Common Name

Scientific Name


Photo by Robert T. Maytum
Photo Courtesy of Robert T. Maytum

The ring-necked duck, Aythya collaris, breeds in Alaska, Canada, and scattered portions of the contiguous United States. The species winters in southeastern Alaska, the southwestern United States, much of the eastern United States, Mexico, and Central America. It is fairly common in Utah during winter, and may possibly breed in the state, though breeding in Utah has not been reported. Preferred habitats of the ring-necked duck include lakes, rivers, and marshes.

The ring-necked duck nests along the edges of marshes and ponds. Females typically lay six to fourteen eggs; the eggs are incubated by the female alone. The young hatch in 25 to 29 days and are tended by the female. The young can fly at about seven weeks of age. The ring-necked duck eats primarily aquatic plants and aquatic plant seeds, as well as small invertebrates.


  • Biotics Database. 2005. Utah Division of Wildlife Resources, NatureServe, and the network of Natural Heritage Programs and Conservation Data Centers.

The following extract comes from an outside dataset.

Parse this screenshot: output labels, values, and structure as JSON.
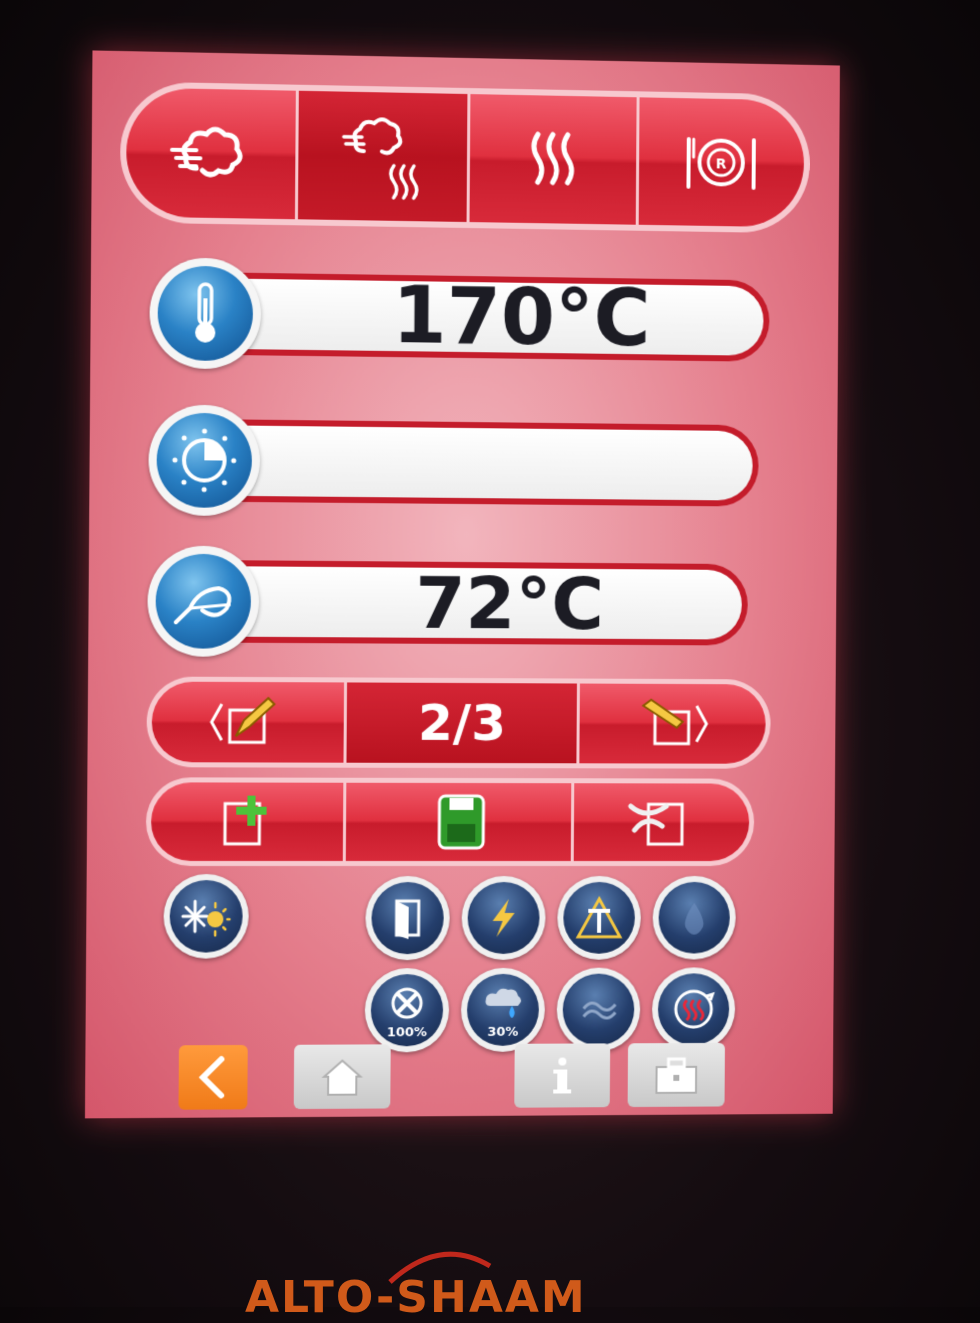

  • Peterson, R. T., and V. M. Peterson. 1990. A field guide to western birds, 3rd ed. Houghton Mifflin, Boston. 432 pp.